Ebba Nilsson & Carolin/Nathalie Becker

Student thesis: Master thesis

Abstract

In response to the grand sustainability issues that affect society and the planet globally, and increasing consumer demand for more sustainable products, companies face the challenge of developing radical solutions. Due to the complex nature of radical environmental innovations, firms are required to engage with various external stakeholders to gain access to expertise and to address challenges that are that are too complex to be solved by one company alone. In this context, a new phenomenon of environmental open innovation has emerged. This study set out to investigate the underlying mechanisms, processes and elements that enable radical environmental open innovation, not only from a capability perspective but also from a corporate brand perspective. The latter involves examine the scarcely researched brand-innovation relationship by investigating the role of the brand purpose in driving and guiding environmental open innovation. The investigation takes its departure in the exploratory case study of Carlsberg and its radical environmental innovation project – the Green Fibre Bottle. Qualitative interviews were conducted with key players in the innovation network, including Carlsberg employees and two individuals from external partners. This thesis contributes to innovation and branding literature by illustrating how innovation capabilities and the brand purpose can facilitate radical environmental open innovation. Five stakeholder co-creation capabilities, and their microfoundations, and seven different roles of the brand purpose in facilitating environmental open innovation have been identified. The study not only demonstrates a connection between the capability and corporate brand perspective, but also reveals the power of an environmental flagship project in strengthening the brand purpose internally and externally. It was further found that a holistic brand-led innovation is manifested within the entire organisation, rather than solely within the branding-team. Additionally, this study demonstrates the necessity for organisations to incorporate both functional as well as meaning and human elements to harness knowledge and competence synergies between diverse innovation partners.
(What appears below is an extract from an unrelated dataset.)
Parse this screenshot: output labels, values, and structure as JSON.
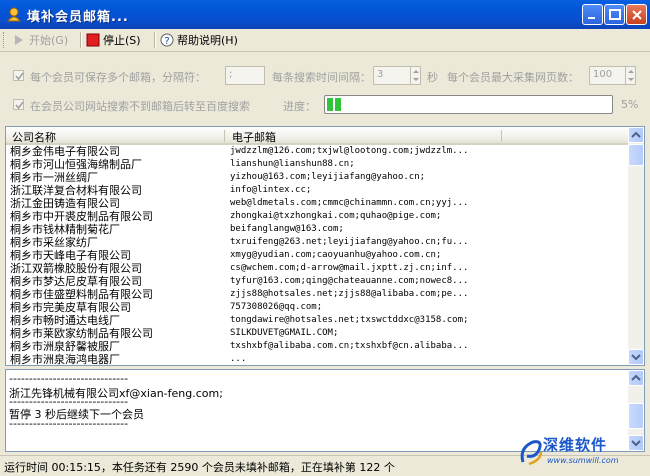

EducationsMSc in Brand and Communications Management, (Graduate Programme) Final Thesis
LanguageEnglish
Publication date2020
Number of pages184
SupervisorsRichard Jones